It was only a tree, I tell myself. And it was a sick one at that. It had to go. It had to be taken down. It’s only logical. Then why do I feel as if I’m in mourning? Why do I feel as if an old friend has been taken from me?
The tree I’m talking about was an old mock magnolia tree. At least I think that’s what it was. I’m not even sure. It stood next to our house by the side porch and garage, like a silent sentinel. Every time you entered the house, you had to pass next to and under it. The tree was tall, as tall as our house. It was old. I’m no tree expert, but I estimate it was about 40 years old. I tried counting the rings in the stump before they ground it up.
The tree was useful. It provided valuable shade for the south side of our house. That helped to keep the house cool in summer. The day they took it down, the temperature on our porch in the afternoon rose to an unprecedented 104! The tree was messy. It dropped its greenish, fuzzy seed pods all over our sidewalk and porch steps. We’d have to sweep them up every day. A few times we even resorted to using a shovel. Still we would end up tracking some of those messy seed pods into the kitchen.
But the tree was incredibly beautiful. For a week or two each spring it would break out into a festival of white blossoms. The blossoms were huge, but delicate. On an overcast day, the flowering tree seemed to glow. Those blossoms more than made up for the mess the tree made with those seed pods. All those blossoms fell off too making another mess we had to deal with. Darn! I imagine something similar happens when you get a new puppy. The puppy tinkles on your carpet or chews your shoe to shreds and you’re ready to take the darn dog back to where you got it. But then it looks at you with those contrite eyes or jumps up and down excitedly when you enter the room, and all is forgiven. All. Every time we beheld those white blossoms, we forgave the tree it sins and said, “You may stay.”
But several years ago, the tree began to get sick. We had a tree professional come out and look at it. He chopped off a few limbs, sprayed it several times with who-knows-what, and gave it a few more years to live. But this past year the tree got worse.
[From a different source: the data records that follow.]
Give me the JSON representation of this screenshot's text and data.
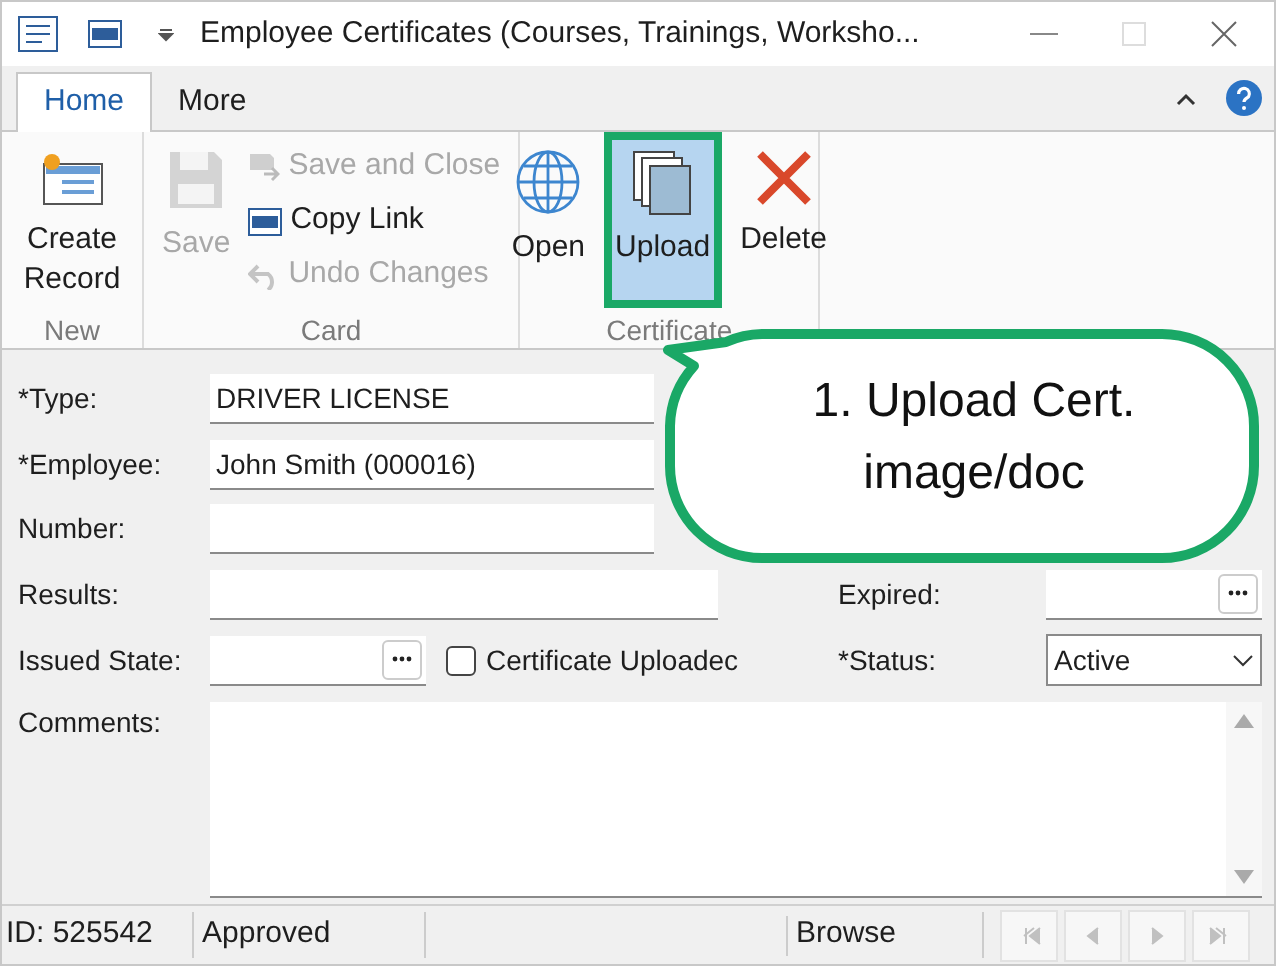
{
  "window": {
    "title": "Employee Certificates (Courses, Trainings, Worksho..."
  },
  "tabs": [
    {
      "label": "Home",
      "selected": true
    },
    {
      "label": "More",
      "selected": false
    }
  ],
  "ribbon": [
    {
      "label": "New",
      "items": [
        {
          "label": "Create Record",
          "kind": "large",
          "disabled": false,
          "highlighted": false
        }
      ]
    },
    {
      "label": "Card",
      "items": [
        {
          "label": "Save",
          "kind": "large",
          "disabled": true,
          "highlighted": false
        },
        {
          "label": "Save and Close",
          "kind": "small",
          "disabled": true,
          "highlighted": false
        },
        {
          "label": "Copy Link",
          "kind": "small",
          "disabled": false,
          "highlighted": false
        },
        {
          "label": "Undo Changes",
          "kind": "small",
          "disabled": true,
          "highlighted": false
        }
      ]
    },
    {
      "label": "Certificate",
      "items": [
        {
          "label": "Open",
          "kind": "large",
          "disabled": false,
          "highlighted": false
        },
        {
          "label": "Upload",
          "kind": "large",
          "disabled": false,
          "highlighted": true
        },
        {
          "label": "Delete",
          "kind": "large",
          "disabled": false,
          "highlighted": false
        }
      ]
    }
  ],
  "form": {
    "rows": [
      {
        "left": [
          {
            "label": "*Type:",
            "kind": "wide",
            "value": "DRIVER LICENSE"
          }
        ]
      },
      {
        "left": [
          {
            "label": "*Employee:",
            "kind": "wide",
            "value": "John Smith (000016)"
          }
        ]
      },
      {
        "left": [
          {
            "label": "Number:",
            "kind": "wide"
          }
        ]
      },
      {
        "left": [
          {
            "label": "Results:",
            "kind": "text"
          }
        ],
        "right": {
          "label": "Expired:",
          "kind": "lookup"
        }
      },
      {
        "left": [
          {
            "label": "Issued State:",
            "kind": "lookup"
          },
          {
            "label": "Certificate Uploadec",
            "kind": "checkbox",
            "checked": false
          }
        ],
        "right": {
          "label": "*Status:",
          "kind": "select",
          "value": "Active"
        }
      },
      {
        "left": [
          {
            "label": "Comments:",
            "kind": "memo"
          }
        ]
      }
    ]
  },
  "callout": {
    "lines": [
      "1. Upload Cert.",
      "image/doc"
    ]
  },
  "status_bar": {
    "id": "ID: 525542",
    "state": "Approved",
    "mode": "Browse"
  }
}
It began oozing “sticky stuff” that got all over the steps, the handrail, the myrtle, and even us. Hordes of flies began to swarm around, on, and inside the tree. The tree pro came out again and said: The tree should go. Clearly it was dying. In fact it was already half dead. He tied a bright orange ribbon around the trunk of the tree and promised to send a crew out to remove it in a few days.
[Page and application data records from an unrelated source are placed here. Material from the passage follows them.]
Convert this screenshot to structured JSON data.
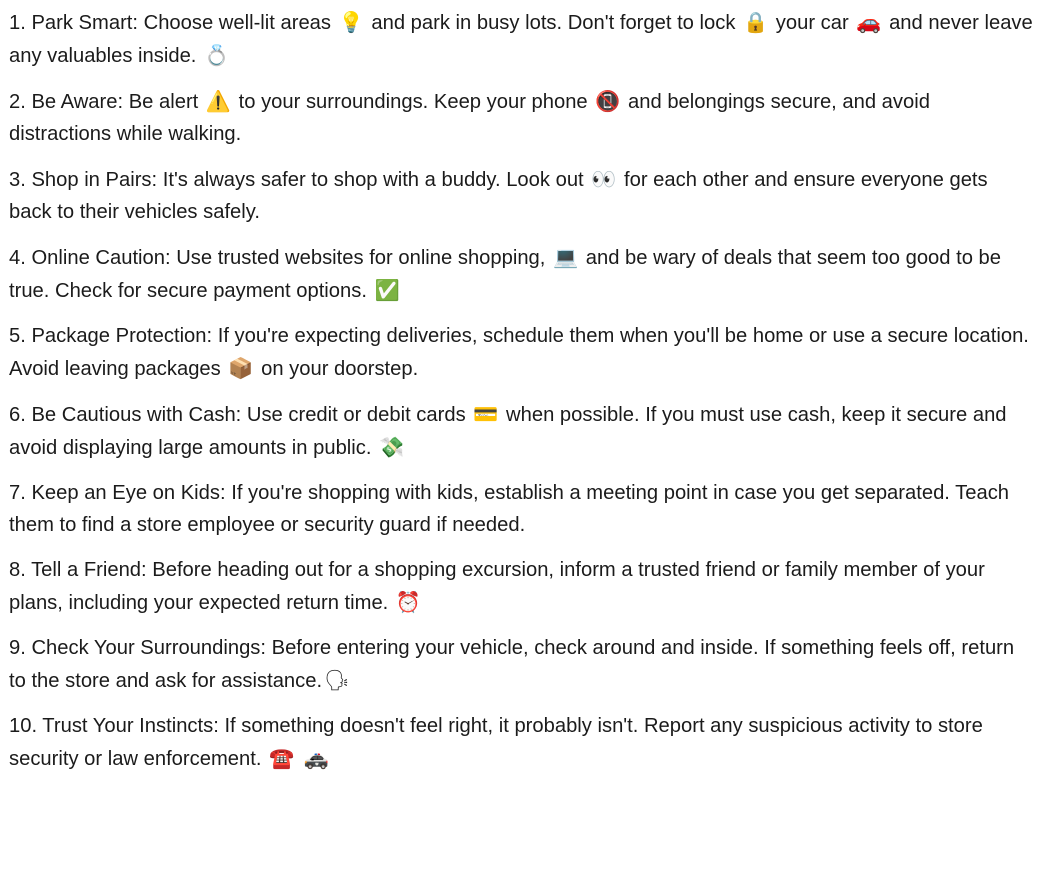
{
  "tips": [
    {
      "parts": [
        "1. Park Smart: Choose well-lit areas ",
        {
          "emoji": "💡",
          "name": "light-bulb-icon"
        },
        " and park in busy lots. Don't forget to lock ",
        {
          "emoji": "🔒",
          "name": "lock-icon"
        },
        " your car ",
        {
          "emoji": "🚗",
          "name": "car-icon"
        },
        " and never leave any valuables inside. ",
        {
          "emoji": "💍",
          "name": "ring-icon"
        }
      ]
    },
    {
      "parts": [
        "2. Be Aware: Be alert ",
        {
          "emoji": "⚠️",
          "name": "warning-icon"
        },
        " to your surroundings. Keep your phone ",
        {
          "emoji": "📵",
          "name": "no-phones-icon"
        },
        " and belongings secure, and avoid distractions while walking."
      ]
    },
    {
      "parts": [
        "3. Shop in Pairs: It's always safer to shop with a buddy. Look out ",
        {
          "emoji": "👀",
          "name": "eyes-icon"
        },
        " for each other and ensure everyone gets back to their vehicles safely."
      ]
    },
    {
      "parts": [
        "4. Online Caution: Use trusted websites for online shopping, ",
        {
          "emoji": "💻",
          "name": "laptop-icon"
        },
        " and be wary of deals that seem too good to be true. Check for secure payment options. ",
        {
          "emoji": "✅",
          "name": "check-mark-icon"
        }
      ]
    },
    {
      "parts": [
        "5. Package Protection: If you're expecting deliveries, schedule them when you'll be home or use a secure location. Avoid leaving packages ",
        {
          "emoji": "📦",
          "name": "package-icon"
        },
        " on your doorstep."
      ]
    },
    {
      "parts": [
        "6. Be Cautious with Cash: Use credit or debit cards ",
        {
          "emoji": "💳",
          "name": "credit-card-icon"
        },
        " when possible. If you must use cash, keep it secure and avoid displaying large amounts in public. ",
        {
          "emoji": "💸",
          "name": "money-with-wings-icon"
        }
      ]
    },
    {
      "parts": [
        "7. Keep an Eye on Kids: If you're shopping with kids, establish a meeting point in case you get separated. Teach them to find a store employee or security guard if needed."
      ]
    },
    {
      "parts": [
        "8. Tell a Friend: Before heading out for a shopping excursion, inform a trusted friend or family member of your plans, including your expected return time. ",
        {
          "emoji": "⏰",
          "name": "alarm-clock-icon"
        }
      ]
    },
    {
      "parts": [
        "9. Check Your Surroundings: Before entering your vehicle, check around and inside. If something feels off, return to the store and ask for assistance.",
        {
          "emoji": "🗣",
          "name": "speaking-head-icon"
        }
      ]
    },
    {
      "parts": [
        "10. Trust Your Instincts: If something doesn't feel right, it probably isn't. Report any suspicious activity to store security or law enforcement. ",
        {
          "emoji": "☎️",
          "name": "telephone-icon"
        },
        " ",
        {
          "emoji": "🚓",
          "name": "police-car-icon"
        }
      ]
    }
  ]
}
That’s when I began to mourn in earnest. I sensed the other two sisters I live with, Sisters Sandy and John Paul, were
mourning too. Sister Sandy, knowing my particular fondness for the tree, offered to take my picture next to it. In the glare of the early morning sun, wearing my grubbies, I let her do so. Then we waited. Every time we came home from somewhere, we were relieved when we saw that the tree was still there. I naively began to think, “Maybe they’ll forget to come and take it down and we’ll have it for just one more year.” But they didn’t forget. They came. And they took it down.
I wasn’t home when they did it. I’m glad I wasn’t. Just hearing the loud buzzing of those chainsaws would have been too hard on me. That day, fortuitously, I had an early morning appointment. I left at 7:45 am and returned at 9:30 am. As soon as I neared the house, I saw it. The tree was gone. Totally gone!
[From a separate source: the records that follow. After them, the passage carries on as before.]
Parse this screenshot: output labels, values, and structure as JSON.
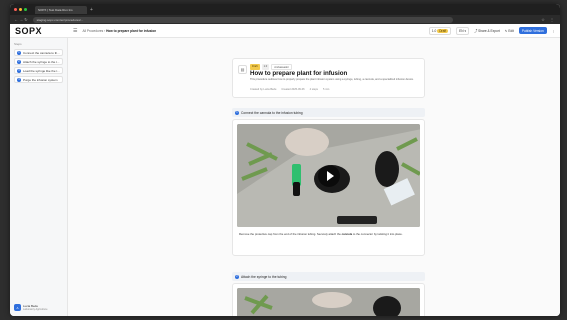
{
  "browser": {
    "tab_title": "SOPX | Test Data Run Ins",
    "url": "staging.sopx.com/en/procedures/..."
  },
  "app": {
    "logo": "SOPX",
    "breadcrumb_root": "All Procedures",
    "breadcrumb_current": "How to prepare plant for infusion",
    "header_chip_version": "1.0",
    "header_status": "Draft",
    "header_lang": "EN",
    "share_label": "Share & Export",
    "edit_label": "Edit",
    "publish_label": "Publish Version"
  },
  "sidebar": {
    "title": "Steps",
    "items": [
      {
        "num": "1",
        "label": "Connect the cannula to th..."
      },
      {
        "num": "2",
        "label": "Attach the syringe to the t..."
      },
      {
        "num": "3",
        "label": "Load the syringe like the t..."
      },
      {
        "num": "4",
        "label": "Purge the infusion system"
      }
    ],
    "user_initials": "A",
    "user_name": "Lucia Bede",
    "user_org": "Laboratory Agriculture"
  },
  "procedure": {
    "badge_status": "Draft",
    "badge_version": "1.0",
    "badge_type": "Ambassador",
    "title": "How to prepare plant for infusion",
    "description": "This procedure outlines how to properly prepare the plant infusion system using a syringe, tubing, a cannula, and a specialized infusion device.",
    "meta_author": "Created by Lucia Bede",
    "meta_date": "Created 2025-09-06",
    "meta_steps": "4 steps",
    "meta_time": "5 min"
  },
  "steps": [
    {
      "num": "1",
      "title": "Connect the cannula to the infusion tubing",
      "text_before": "Remove the protective cap from the end of the infusion tubing. Securely attach the ",
      "text_bold": "cannula",
      "text_after": " to the connector by twisting it into place."
    },
    {
      "num": "2",
      "title": "Attach the syringe to the tubing"
    }
  ],
  "colors": {
    "accent": "#2f6fdd",
    "badge_yellow": "#f2c94c"
  }
}
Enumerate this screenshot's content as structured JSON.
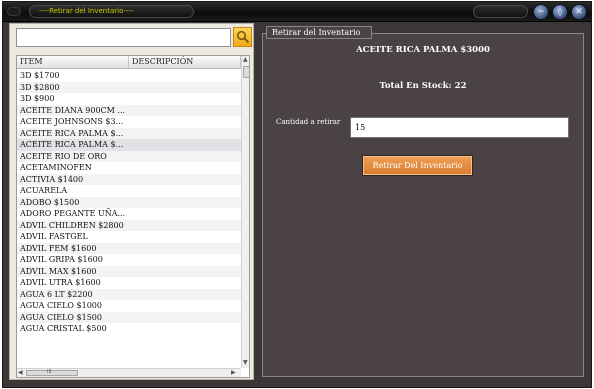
{
  "window": {
    "title": "----Retirar del Inventario----",
    "controls": [
      {
        "name": "minimize",
        "glyph": "−"
      },
      {
        "name": "maximize",
        "glyph": "◊"
      },
      {
        "name": "close",
        "glyph": "✕"
      }
    ]
  },
  "search": {
    "value": "",
    "placeholder": "",
    "button_icon": "search-icon"
  },
  "table": {
    "columns": [
      "ITEM",
      "DESCRIPCIÓN"
    ],
    "rows": [
      "3D $1700",
      "3D $2800",
      "3D $900",
      "ACEITE DIANA 900CM ...",
      "ACEITE JOHNSONS $3...",
      "ACEITE RICA PALMA $...",
      "ACEITE RICA PALMA $...",
      "ACEITE RIO DE ORO",
      "ACETAMINOFEN",
      "ACTIVIA $1400",
      "ACUARELA",
      "ADOBO $1500",
      "ADORO PEGANTE UÑA...",
      "ADVIL CHILDREN $2800",
      "ADVIL FASTGEL",
      "ADVIL FEM $1600",
      "ADVIL GRIPA $1600",
      "ADVIL MAX $1600",
      "ADVIL UTRA $1600",
      "AGUA 6 LT $2200",
      "AGUA CIELO $1000",
      "AGUA CIELO $1500",
      "AGUA CRISTAL $500"
    ],
    "selected_index": 6,
    "hscroll_grip": "III"
  },
  "panel": {
    "legend": "Retirar del Inventario",
    "product": "ACEITE RICA PALMA $3000",
    "stock_text": "Total En Stock: 22",
    "quantity_label": "Cantidad a retirar",
    "quantity_value": "15",
    "submit_label": "Retirar Del Inventario"
  },
  "colors": {
    "window_bg": "#3d3637",
    "panel_bg": "#4a4243",
    "accent_orange": "#e08a3a",
    "search_yellow": "#f5b82a",
    "title_text": "#c8c800"
  }
}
There wasn’t even a sign that it had been there except for its low stump and a few wood chips strewn in the myrtle. The whole side of the house looked different. Naked. The mourning doves, who were accustomed to perching in the tree and had probably raised their young in it, were flitting around the porch confusedly. They knew something was not right.
Yes, we talk about planting another tree where our mock magnolia stood. But trees cost money. And they take a long time to get big enough to provide shade. And the house is old. And the three residents of the house are getting up there in years too. I personally can’t think about getting a new tree. Not yet. For now, I just want to sit for a while, cherishing the memory of the other tree.
After all, it was more than just a tree. It was an old friend.
Friends don’t have to be people. Here’s a song about friendship that seems an appropriate one for this reflection. It’s called “Friends Are Quiet Angels.”
Have you ever had a friendship with a non-human being—like a tree, a plant, a pet, a house, a particular place? What was that friendship like for you?
When you mourned the loss of someone or something, what was that experience like for you? Do you think mourning can be a good thing?